Jesús Palacios, a professor of evolutionary psychology and education at the University of Seville, doesn't blame or exonerate anyone. He simply says that "there is an upward curve of upper-middle-class parents whose jobs are so demanding that they haven't given their children the attention they need. When this is added to the problems of adolescence, they've already lost control of the family situation." In such circumstances, first they try to get educators and psychologists to fix the problem. "They themselves end up asking the administration to take charge of their kids," says Palacios.
Judge Emilio Calatayud, who presides over a juvenile court in Granada, says: "The profile of the adolescent who attacks his parents or commits crimes over the internet or cellphone is from a wealthy social class, who has had everything, materially speaking, and has grown up alone, without any authority figure to set limits."
This judge has become popular for passing sentences that put the minor in his victim's shoes. If a kid threw rocks at the windows of his high school, he'd have to clean them for a few months; if he attacked a weaker classmate, he would be forced to live with disabled people; if he had driven drunk, he'd have to help quadriplegics. With such sentences, Calatayud has managed to rehabilitate a number of minors, but now he feels somewhat overwhelmed by kids who are aggressive with their family and repeat cybercriminals. These young people are temporarily separated from their parents and sent to supervised apartments. At the same time, he prompts the parents into getting their priorities straight and putting their kids before professional success: "We can't do any more than that."
Our adolescents are changing the way they relate to each other. They used to be very sociable, and spent all their time outside. Now they prefer to be at home... they're much better off alone in their room. For company, they've already got their computer or cellphone with an internet connection.
They've found a new friend, a virtual one, which allows them to go anywhere, anytime. The more they use their computer, the more they want to keep on using it. It's a Catch-22 situation, with a very difficult solution. In the end, we find ourselves with kids whose behavior has changed, who are extremely addicted to technology and whom it is impossible to help because they are usually home alone. They're totally hooked, and their dependence gets worse each day.

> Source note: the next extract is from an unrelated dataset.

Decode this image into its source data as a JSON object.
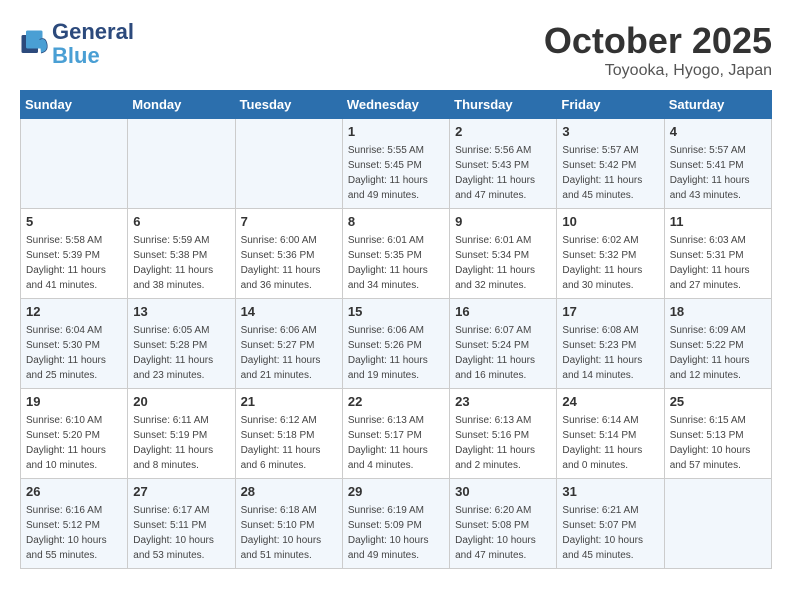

Both these digital addictions as well as other anomalous elements of behavior that occur in adolescence derive, to a large extent, from the solitude that young people experience in their homes. Their parents are extremely busy; they get home very late and don't feel like spending time with their kids to find out how their day went at school. All they want is to have dinner and turn on the TV or their laptop. Because many parents, with the excuse that they have to work because the company would go under, are also addicted; always glued to their laptop, cellphone or whatever; it's all the same. Kids, being kids, tend to imitate much of their parents' behavior, and this, of course, is one of the things they imitate most.
The situation is even worse in the case of only children, who do as they please around the house all day long, without an older sibling to keep an eye on them or a younger sibling to look after.

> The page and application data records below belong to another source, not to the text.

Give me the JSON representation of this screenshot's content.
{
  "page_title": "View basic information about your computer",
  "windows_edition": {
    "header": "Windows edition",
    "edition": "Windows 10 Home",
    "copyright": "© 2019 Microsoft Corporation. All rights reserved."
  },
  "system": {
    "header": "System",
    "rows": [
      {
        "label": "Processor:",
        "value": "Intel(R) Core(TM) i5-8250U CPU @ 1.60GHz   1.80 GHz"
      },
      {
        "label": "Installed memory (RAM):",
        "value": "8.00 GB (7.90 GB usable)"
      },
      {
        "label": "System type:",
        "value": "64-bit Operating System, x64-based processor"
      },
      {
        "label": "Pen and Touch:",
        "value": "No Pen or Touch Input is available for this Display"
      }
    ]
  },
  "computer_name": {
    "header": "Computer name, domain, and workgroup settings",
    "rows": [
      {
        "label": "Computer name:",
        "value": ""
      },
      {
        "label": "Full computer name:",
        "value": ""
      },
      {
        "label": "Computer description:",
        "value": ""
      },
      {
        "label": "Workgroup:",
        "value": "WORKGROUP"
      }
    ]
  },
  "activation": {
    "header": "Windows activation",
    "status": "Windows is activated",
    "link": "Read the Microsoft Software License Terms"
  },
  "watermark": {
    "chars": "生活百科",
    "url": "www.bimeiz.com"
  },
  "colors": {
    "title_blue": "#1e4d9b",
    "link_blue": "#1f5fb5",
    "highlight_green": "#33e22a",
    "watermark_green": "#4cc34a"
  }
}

The solution is not to take away the blessed device, or prohibit them from using it. We've got to try and teach them responsibility; to know when they can and cannot use the computer. They need to learn that homework comes before play; and to understand that no matter how well they do in school and how diligent they are about doing their homework, they can't stay chatting on Tuenti or another social network until 2am, because they've got school the next day. Sure, it's difficult. Tell me about it... I've got six kids and it takes blood, sweat and tears to get them to do it! And I'm not always successful.